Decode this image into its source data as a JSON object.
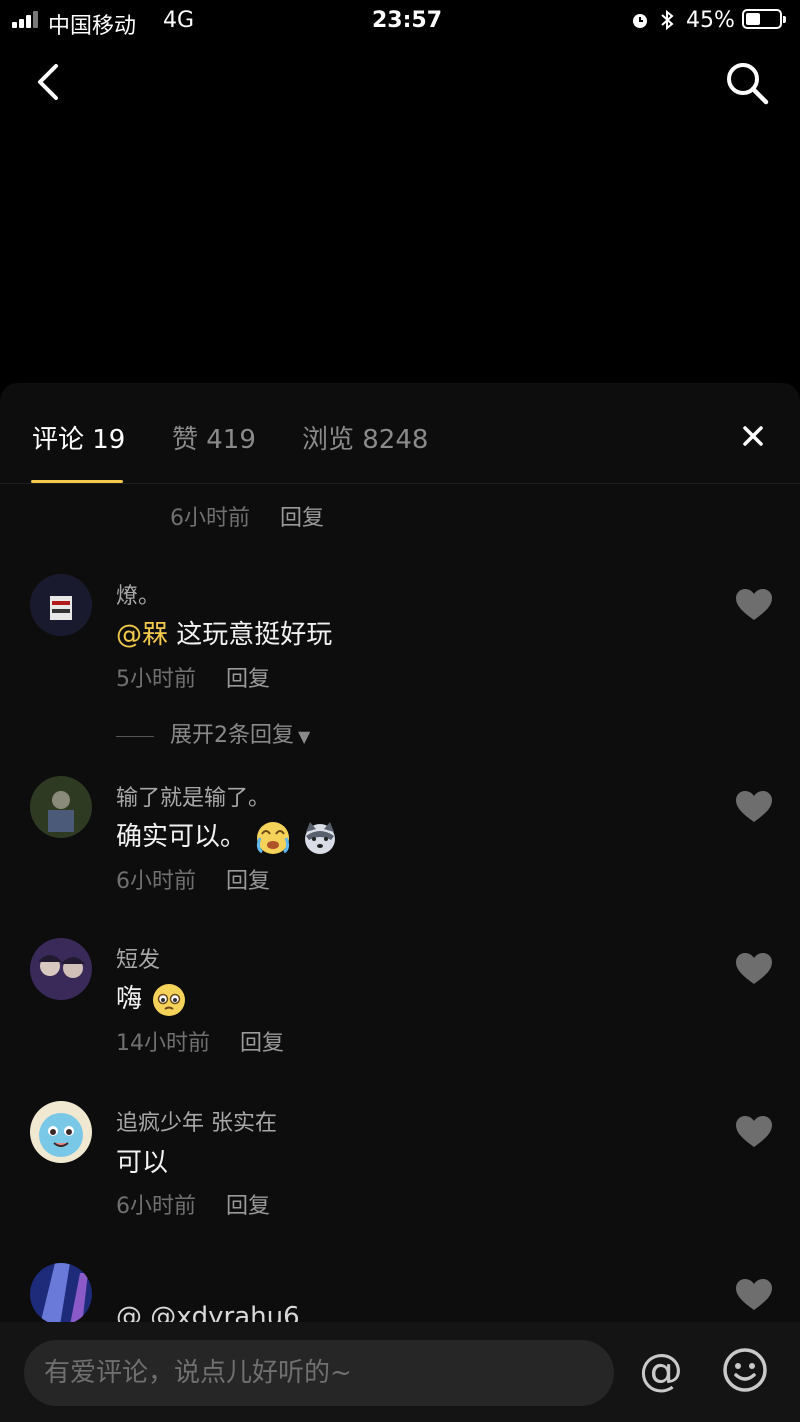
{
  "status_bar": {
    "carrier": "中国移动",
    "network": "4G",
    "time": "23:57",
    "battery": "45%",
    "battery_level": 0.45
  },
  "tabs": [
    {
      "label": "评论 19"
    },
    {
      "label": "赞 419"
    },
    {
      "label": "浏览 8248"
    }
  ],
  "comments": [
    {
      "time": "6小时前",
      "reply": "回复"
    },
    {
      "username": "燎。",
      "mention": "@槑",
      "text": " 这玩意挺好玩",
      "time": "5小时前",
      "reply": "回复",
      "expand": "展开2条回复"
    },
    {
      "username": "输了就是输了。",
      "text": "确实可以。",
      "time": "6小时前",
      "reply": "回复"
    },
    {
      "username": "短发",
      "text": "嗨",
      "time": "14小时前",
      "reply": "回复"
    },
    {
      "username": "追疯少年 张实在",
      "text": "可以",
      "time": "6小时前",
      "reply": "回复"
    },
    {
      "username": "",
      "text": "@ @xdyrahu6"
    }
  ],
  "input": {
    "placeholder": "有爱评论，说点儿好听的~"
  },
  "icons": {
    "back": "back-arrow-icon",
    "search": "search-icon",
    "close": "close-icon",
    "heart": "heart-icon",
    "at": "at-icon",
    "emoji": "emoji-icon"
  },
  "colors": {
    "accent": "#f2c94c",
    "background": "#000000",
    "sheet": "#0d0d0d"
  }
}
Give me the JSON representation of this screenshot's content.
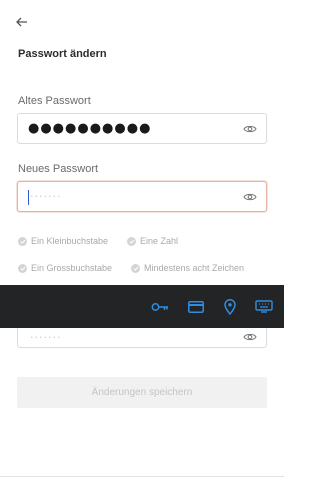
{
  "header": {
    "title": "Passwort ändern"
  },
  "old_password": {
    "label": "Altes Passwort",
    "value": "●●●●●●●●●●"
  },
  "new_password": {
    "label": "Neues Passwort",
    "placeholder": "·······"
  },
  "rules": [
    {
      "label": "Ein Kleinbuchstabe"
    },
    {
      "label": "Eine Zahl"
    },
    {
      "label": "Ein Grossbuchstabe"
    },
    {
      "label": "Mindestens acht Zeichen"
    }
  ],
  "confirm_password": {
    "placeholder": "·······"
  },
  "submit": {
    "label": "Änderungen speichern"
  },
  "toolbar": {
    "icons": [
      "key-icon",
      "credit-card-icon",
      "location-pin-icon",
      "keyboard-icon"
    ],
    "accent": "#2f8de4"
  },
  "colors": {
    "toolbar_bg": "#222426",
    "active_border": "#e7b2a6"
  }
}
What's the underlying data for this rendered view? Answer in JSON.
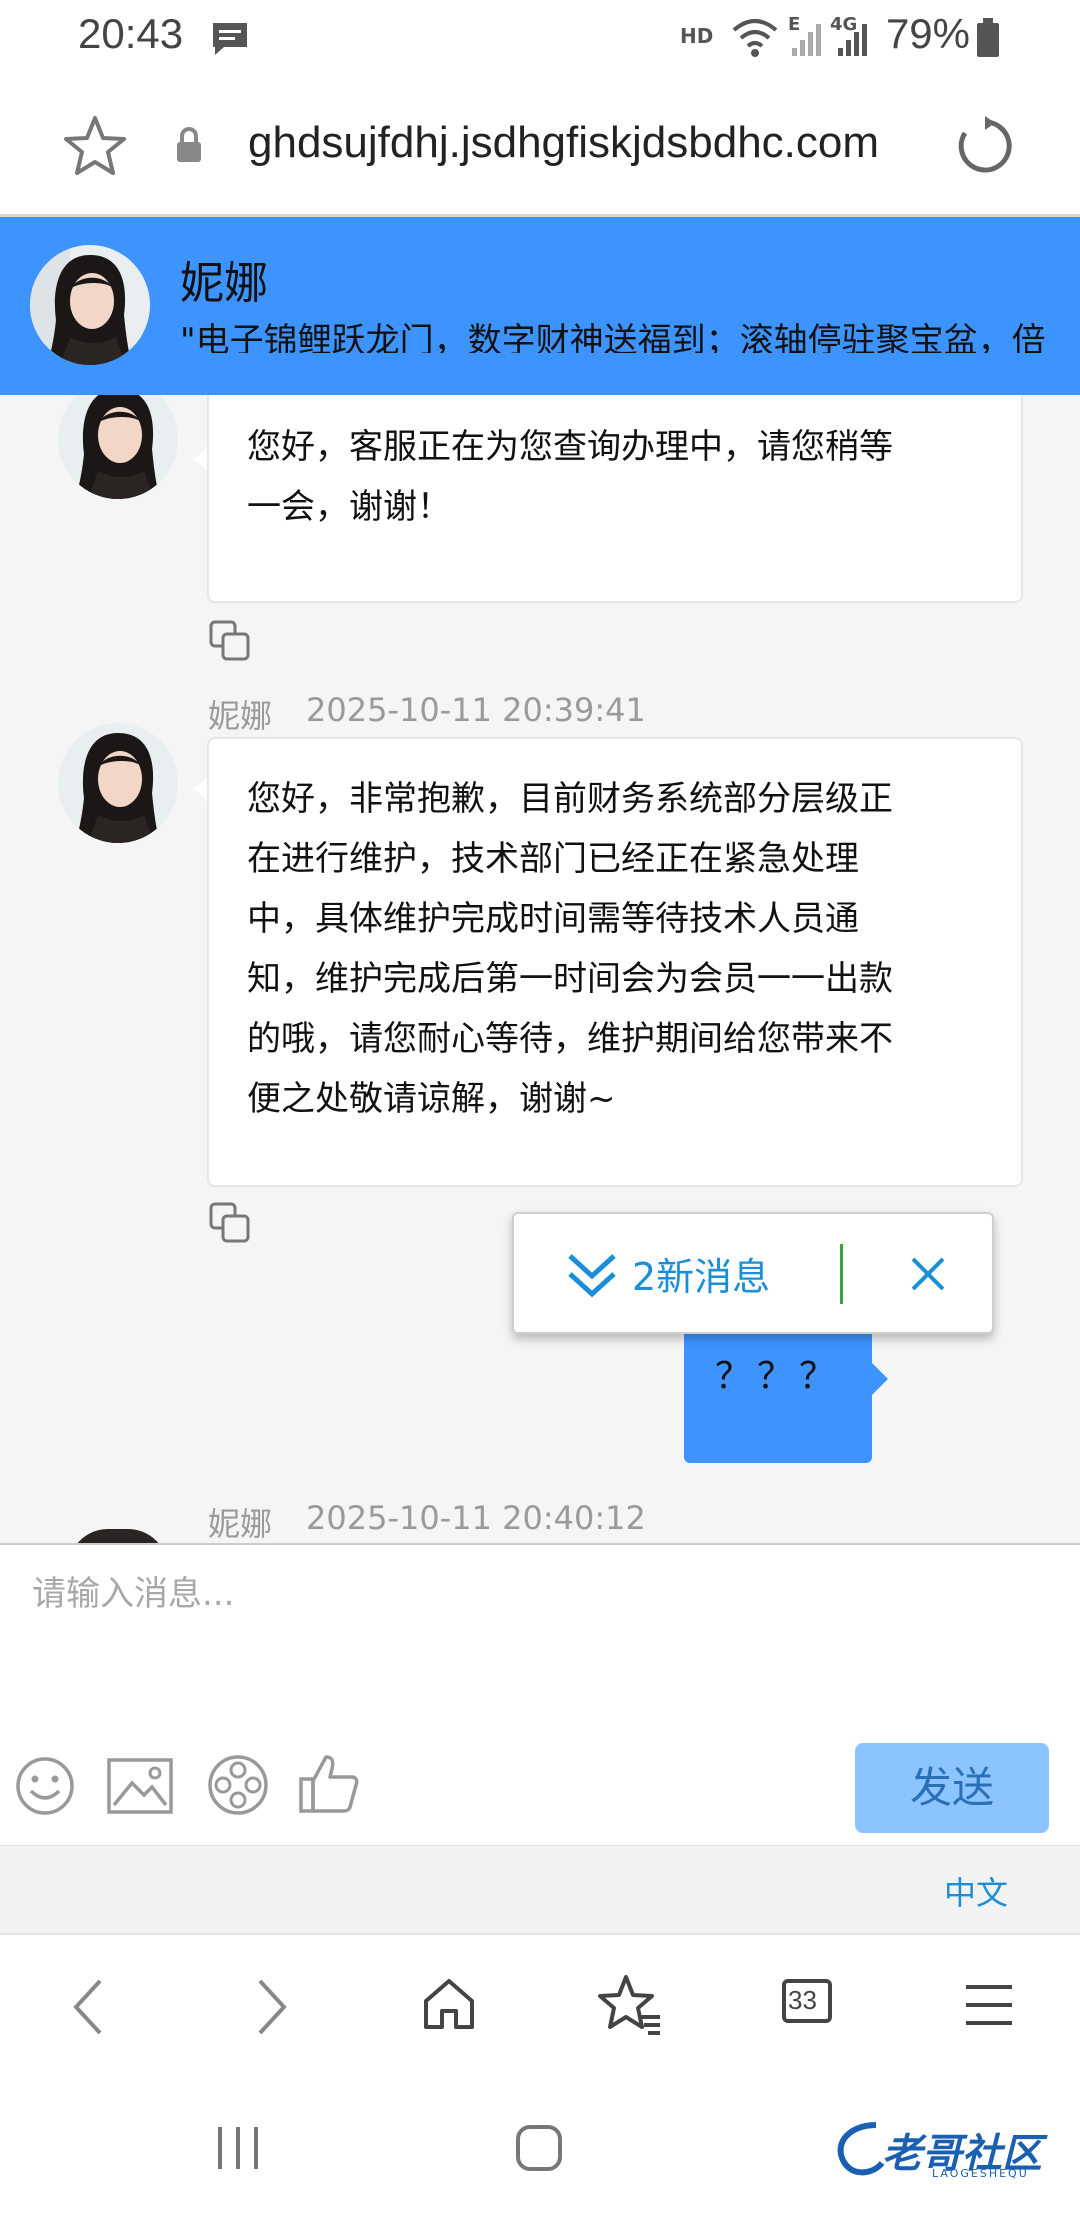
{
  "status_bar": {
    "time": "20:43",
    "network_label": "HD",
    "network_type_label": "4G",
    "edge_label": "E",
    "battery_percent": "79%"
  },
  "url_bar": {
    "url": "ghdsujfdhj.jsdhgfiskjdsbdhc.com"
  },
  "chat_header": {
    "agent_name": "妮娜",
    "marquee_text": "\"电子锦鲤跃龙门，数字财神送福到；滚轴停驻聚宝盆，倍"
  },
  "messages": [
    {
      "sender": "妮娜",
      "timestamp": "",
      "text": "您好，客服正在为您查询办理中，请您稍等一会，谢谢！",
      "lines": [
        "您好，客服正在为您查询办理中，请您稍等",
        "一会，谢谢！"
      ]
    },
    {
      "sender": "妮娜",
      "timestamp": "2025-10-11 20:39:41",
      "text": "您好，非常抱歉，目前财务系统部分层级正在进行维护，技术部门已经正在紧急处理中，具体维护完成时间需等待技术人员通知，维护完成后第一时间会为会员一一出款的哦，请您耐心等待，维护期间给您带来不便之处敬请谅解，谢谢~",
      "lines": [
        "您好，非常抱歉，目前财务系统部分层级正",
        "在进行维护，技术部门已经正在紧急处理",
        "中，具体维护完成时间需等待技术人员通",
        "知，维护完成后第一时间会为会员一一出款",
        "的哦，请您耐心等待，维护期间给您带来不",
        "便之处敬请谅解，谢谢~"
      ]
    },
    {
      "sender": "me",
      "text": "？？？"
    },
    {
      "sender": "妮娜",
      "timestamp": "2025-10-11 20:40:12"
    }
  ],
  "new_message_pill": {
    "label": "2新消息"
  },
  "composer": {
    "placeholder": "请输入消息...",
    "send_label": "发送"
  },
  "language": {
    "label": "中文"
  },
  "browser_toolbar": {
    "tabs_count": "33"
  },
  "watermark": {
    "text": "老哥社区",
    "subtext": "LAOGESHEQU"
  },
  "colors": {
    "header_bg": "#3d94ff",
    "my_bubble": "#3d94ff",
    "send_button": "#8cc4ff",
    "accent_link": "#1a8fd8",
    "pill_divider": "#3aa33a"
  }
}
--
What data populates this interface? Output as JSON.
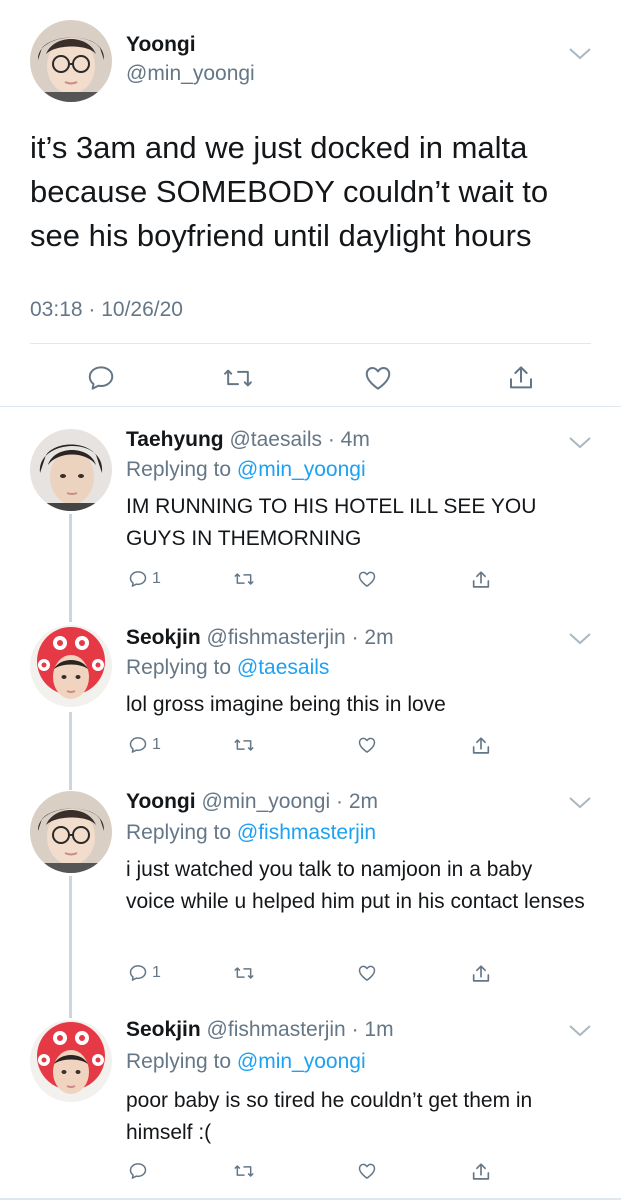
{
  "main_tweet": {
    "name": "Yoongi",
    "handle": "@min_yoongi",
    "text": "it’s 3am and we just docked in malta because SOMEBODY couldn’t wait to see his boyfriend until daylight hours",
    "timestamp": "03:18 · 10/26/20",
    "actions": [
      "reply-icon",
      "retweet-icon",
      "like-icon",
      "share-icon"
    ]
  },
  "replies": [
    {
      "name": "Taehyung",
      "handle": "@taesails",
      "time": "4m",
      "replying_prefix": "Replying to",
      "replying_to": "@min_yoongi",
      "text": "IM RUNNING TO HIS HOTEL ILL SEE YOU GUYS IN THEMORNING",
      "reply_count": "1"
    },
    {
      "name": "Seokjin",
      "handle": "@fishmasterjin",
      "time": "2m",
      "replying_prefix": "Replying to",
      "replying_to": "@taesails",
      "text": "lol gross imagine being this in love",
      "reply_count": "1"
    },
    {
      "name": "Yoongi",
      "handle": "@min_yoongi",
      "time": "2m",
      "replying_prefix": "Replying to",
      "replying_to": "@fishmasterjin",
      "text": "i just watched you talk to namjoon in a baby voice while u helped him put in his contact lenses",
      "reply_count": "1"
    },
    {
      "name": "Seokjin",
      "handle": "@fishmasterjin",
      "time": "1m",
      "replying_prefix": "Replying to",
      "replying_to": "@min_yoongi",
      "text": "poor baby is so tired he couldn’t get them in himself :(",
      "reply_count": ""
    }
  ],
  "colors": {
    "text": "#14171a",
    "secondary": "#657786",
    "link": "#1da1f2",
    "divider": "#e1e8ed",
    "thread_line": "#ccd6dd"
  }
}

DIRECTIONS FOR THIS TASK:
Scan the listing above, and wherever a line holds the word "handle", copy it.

EXPECTED OUTPUT:
    "handle": "@min_yoongi",
      "handle": "@taesails",
      "handle": "@fishmasterjin",
      "handle": "@min_yoongi",
      "handle": "@fishmasterjin",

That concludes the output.